Previously each condo community could establish their own approach to short-term rentals. Determining if short-term rentals were allowed in your building required a review of its declaration. This document may include a “single-family use” provision which courts have defined as excluding short-term rentals. Single-family use generally limits use to a single family of parents, their children and possibly other close relatives. Another phrase in the declaration prohibiting short-term rentals is “use for residential purposes” or similar wording.
Under the new regulations short-term rentals are only permitted in the principal residence of an owner or tenant, and only one principal residence is allowed for each owner or tenant. For many who have purchased a condo unit with the intent of renting it on a short-term basis, this is no longer allowed regardless of what appears in the condo declaration.
Regulations were approved by Toronto Council in January 2018 then delayed when appealed to the Local Planning Appeals Tribunal (LPAT), scheduled to be heard in August 2018 then delayed for a year. A hearing in August 2019 and ruling in November 2019 supported the City’s regulations.
Toronto’s short-term rental regulations
- Short-term rentals, less than 28 consecutive days, are permitted in the principal residence of an owner or tenant. Only one principal residence is allowed for each owner or tenant.
- Short-term rentals of an entire unit are limited to a maximum of 180 nights per year.
- Individuals offering short-term rentals are required to sign up with the City of Toronto’s short-term rental registry. There is an annual fee of $50. Each registered property will receive a registration number that must appear on short-term rental ads for the property.
- The short-term rental registry will include name, address, emergency contact, building type and other information pertaining to the short-term rental property. There is a requirement to update the registry with the number of nights per year the unit is rented for short-term stays.
- Short-term rental platforms such as Airbnb will require a license from the City of Toronto.
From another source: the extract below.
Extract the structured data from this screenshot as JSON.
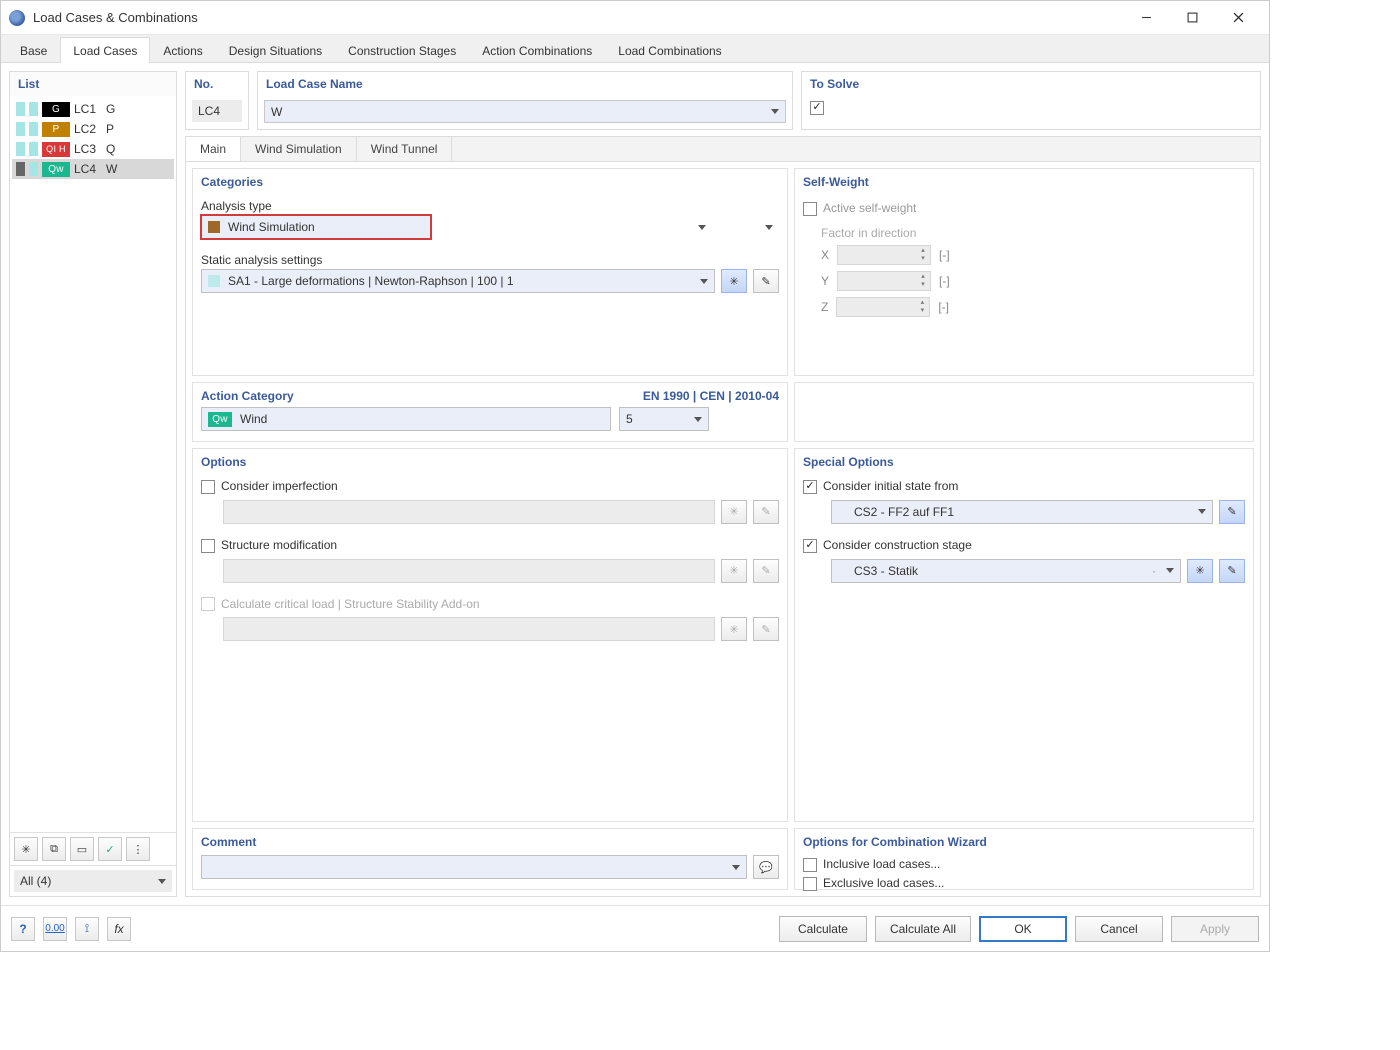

There is an annual fee of $5,000 plus a $1 fee per night booked on that platform.
- A 4 percent Municipal Accommodation Tax (”MAT”) is charged by the City and applied to short-term rental companies and hosts.
Airbnb is the primary service used for offering short-term rentals. If reported information from other cities is an indication, an estimated 50 percent of short-term rental accommodation could disappear.
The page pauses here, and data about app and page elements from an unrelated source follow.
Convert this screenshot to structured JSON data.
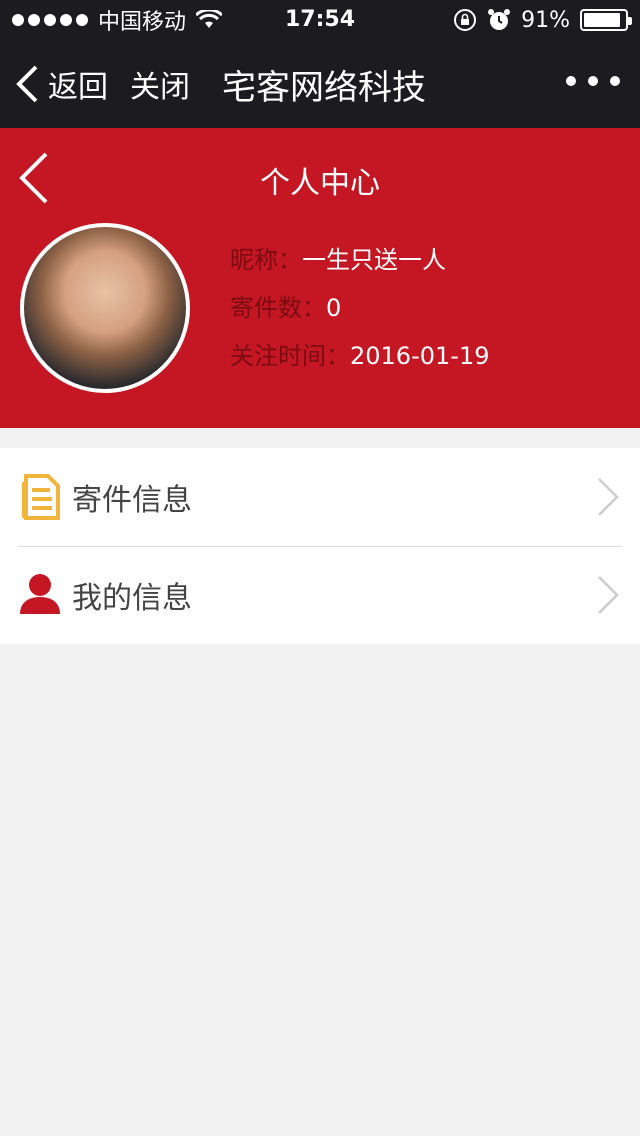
{
  "status_bar": {
    "carrier": "中国移动",
    "time": "17:54",
    "battery_percent": "91%",
    "battery_level": 0.91,
    "icons": [
      "signal-dots-icon",
      "wifi-icon",
      "rotation-lock-icon",
      "alarm-icon",
      "battery-icon"
    ]
  },
  "nav_bar": {
    "back_label": "返回",
    "close_label": "关闭",
    "title": "宅客网络科技",
    "more_icon": "more-icon"
  },
  "profile": {
    "page_title": "个人中心",
    "fields": [
      {
        "label": "昵称：",
        "value": "一生只送一人"
      },
      {
        "label": "寄件数：",
        "value": "0"
      },
      {
        "label": "关注时间：",
        "value": "2016-01-19"
      }
    ],
    "colors": {
      "header_bg": "#c41623",
      "label": "#7a0c12"
    }
  },
  "menu": {
    "items": [
      {
        "label": "寄件信息",
        "icon": "document-icon",
        "icon_color": "#f0b53a"
      },
      {
        "label": "我的信息",
        "icon": "user-icon",
        "icon_color": "#c41623"
      }
    ]
  }
}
Prior to enactment of these regulations, individuals looking to purchase a condo could determine if short-term rentals were allowed by reading the status certificate and asking the question prior to purchase. Moving forward Toronto regulations need to be considered.
If allowed in your building, short-term rentals must comply with Toronto’s short-term rental regulations. Additional insurance may be required consistent with how businesses generally operate. Condo buildings may continue to impose restrictions to mitigate increased security risk, added wear and tear on the building, and disruptions affecting neighbours.
Condo corporations wanting to change their declaration to allow or disallow short-term rentals may still do so with 80 percent support of unit owners. Declarations may not contravene Toronto regulations.